Third, the use of pass-through entities: This one applies mainly to those individuals who are partner owners in partnership entities or limited liability companies that are treated as partnerships for federal tax purposes, and shareholder owners of a type of corporation known as an S corporation. Generally, S corporations do not pay income tax at the entity level. Rather, the corporation is a pass-through. That is, all the income, gains/losses, deductions, and credits are reported by the shareholder owners.
In 2020 the department of the Treasury and the Internal Revenue Service issued a Notice Communication regarding how certain state and local income taxes paid by these entities may be fully deductible against what it calls non-separately stated income. Most commonly, this includes trade or business income.
Generally, although income taxes are not imposed on partnerships or S corporations, a state may require the entity to withhold state and local income taxes for certain types of income incurred by the entity. The state may wish for the tax to be collected from the entity rather than have the owners separately remit the tax. Interestingly, states may allow entities, electively, to pay state and local income taxes on certain types of income attributable to the owners. Why might state or local income taxes paid by a partnership or S corporation be advantageous to the taxpayer? The previously referenced IRS Notice provides that state and local income taxes paid by an entity, whether mandatory or electively, on certain types of income are not subject to the current $10,000 state and local income tax deduction limit. That is, the entity will subtract the full amount of state and local income taxes remitted from the reported federal income. That may be beneficial because then the $10,000 federal income tax deduction limitation on the individual taxpayer’s level may not apply. In effect, the taxpayer may now benefit from the full SALT deduction, or at least more than what was available under the $10,000 limit regime. It’s important to note that this entity strategy is available for states that have laws that permit an election for entities to pay the SALT tax, or states that otherwise impose mandatory SALT tax withholding at the entity level. As examples, New York and New Jersey are two states that do allow for entity level deductions. Therefore, if you are a partner or shareholder of a pass-through entity, it may be valuable to consult with your tax advisor about whether this potential type of tax savings activity is available.
While many may still be feeling the pain of the reduction of the SALT deduction, there are potential ways to mitigate this by carefully looking at your timing—whether it’s the timing of your income and deductions; the timing of your state and local taxes; or, in some cases, using entities if you have the trade or business income.
One last note is that currently in legislative discussion, specifically in the contemplated Build Back Better Act, there may be provisions to increase the annual deduction limitation up to $80,000 for certain tax filers. At the time of this recording, this type of legislation has not been passed, but we want you to be aware that changes may occur, and it is important to monitor future possible tax law changes.

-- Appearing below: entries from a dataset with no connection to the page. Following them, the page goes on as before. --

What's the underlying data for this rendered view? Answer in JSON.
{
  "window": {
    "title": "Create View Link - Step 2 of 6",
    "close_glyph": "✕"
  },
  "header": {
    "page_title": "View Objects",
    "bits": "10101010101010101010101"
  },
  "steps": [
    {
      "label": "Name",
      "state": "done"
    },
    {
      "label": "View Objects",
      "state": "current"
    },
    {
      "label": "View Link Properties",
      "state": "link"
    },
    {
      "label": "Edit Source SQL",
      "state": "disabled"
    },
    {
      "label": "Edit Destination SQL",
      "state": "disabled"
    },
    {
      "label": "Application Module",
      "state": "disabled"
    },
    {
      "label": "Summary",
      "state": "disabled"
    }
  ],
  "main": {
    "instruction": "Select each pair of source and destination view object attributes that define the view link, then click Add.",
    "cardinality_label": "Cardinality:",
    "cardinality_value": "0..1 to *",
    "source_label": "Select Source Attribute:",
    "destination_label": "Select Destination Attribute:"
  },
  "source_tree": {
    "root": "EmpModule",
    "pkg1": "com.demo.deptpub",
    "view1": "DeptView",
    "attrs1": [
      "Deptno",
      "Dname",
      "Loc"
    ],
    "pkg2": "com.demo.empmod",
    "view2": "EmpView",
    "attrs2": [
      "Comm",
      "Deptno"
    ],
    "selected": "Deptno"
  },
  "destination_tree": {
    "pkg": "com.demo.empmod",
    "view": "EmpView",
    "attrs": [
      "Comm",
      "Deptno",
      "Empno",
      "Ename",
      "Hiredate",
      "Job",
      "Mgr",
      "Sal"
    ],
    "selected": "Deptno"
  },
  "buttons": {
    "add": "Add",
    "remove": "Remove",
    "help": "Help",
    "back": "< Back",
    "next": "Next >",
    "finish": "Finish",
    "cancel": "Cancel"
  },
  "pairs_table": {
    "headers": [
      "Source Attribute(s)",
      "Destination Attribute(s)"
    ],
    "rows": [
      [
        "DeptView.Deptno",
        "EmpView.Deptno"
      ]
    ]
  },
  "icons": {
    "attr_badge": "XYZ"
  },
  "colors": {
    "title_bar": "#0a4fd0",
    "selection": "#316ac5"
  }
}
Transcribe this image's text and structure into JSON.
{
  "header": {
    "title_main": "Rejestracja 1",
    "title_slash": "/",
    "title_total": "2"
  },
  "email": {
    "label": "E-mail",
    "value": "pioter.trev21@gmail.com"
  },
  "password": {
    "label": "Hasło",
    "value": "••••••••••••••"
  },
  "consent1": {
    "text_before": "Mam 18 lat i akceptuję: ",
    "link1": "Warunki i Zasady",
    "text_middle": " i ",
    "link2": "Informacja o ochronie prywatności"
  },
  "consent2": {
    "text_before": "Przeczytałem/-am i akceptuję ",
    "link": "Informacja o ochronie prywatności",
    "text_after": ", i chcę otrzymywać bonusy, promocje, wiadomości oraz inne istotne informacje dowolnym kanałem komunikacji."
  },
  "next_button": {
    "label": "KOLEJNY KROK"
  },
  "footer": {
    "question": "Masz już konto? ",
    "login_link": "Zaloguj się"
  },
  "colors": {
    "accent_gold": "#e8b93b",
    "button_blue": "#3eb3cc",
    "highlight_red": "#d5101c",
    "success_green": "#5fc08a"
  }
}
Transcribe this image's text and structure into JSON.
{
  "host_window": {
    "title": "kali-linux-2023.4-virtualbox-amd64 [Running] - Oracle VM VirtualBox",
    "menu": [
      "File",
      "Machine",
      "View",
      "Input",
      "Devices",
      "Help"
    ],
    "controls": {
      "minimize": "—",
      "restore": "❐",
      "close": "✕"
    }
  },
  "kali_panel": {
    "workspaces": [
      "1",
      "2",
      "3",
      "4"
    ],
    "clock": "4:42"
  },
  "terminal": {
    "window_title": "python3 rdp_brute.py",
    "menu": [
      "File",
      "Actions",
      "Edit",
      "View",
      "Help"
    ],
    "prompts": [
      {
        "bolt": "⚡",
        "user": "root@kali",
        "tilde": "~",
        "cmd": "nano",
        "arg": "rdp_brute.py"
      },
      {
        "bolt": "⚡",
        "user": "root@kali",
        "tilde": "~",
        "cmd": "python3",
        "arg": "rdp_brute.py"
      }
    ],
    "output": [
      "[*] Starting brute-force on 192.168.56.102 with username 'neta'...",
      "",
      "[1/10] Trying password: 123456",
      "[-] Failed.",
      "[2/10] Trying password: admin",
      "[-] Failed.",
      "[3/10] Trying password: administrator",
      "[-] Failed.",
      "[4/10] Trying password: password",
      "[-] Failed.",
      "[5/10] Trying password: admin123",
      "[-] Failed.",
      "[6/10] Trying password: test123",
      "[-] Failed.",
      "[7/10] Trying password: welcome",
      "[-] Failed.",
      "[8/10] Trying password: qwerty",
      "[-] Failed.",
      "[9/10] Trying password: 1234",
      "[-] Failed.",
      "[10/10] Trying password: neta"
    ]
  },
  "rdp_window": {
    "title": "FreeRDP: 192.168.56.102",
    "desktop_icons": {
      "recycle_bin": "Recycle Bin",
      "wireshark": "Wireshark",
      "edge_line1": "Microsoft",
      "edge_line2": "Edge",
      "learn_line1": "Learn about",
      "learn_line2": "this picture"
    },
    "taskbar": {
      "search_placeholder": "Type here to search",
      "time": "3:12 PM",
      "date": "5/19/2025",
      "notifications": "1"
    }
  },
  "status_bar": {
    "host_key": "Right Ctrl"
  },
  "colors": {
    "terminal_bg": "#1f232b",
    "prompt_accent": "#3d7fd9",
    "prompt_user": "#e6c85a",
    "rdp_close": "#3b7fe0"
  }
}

Thanks again for joining us today. Please contact your Wilmington Trust advisor if you have any questions about how to maximize opportunities to deduct state and local taxes to reduce potential federal income taxes. We would be glad to help you. See you next time!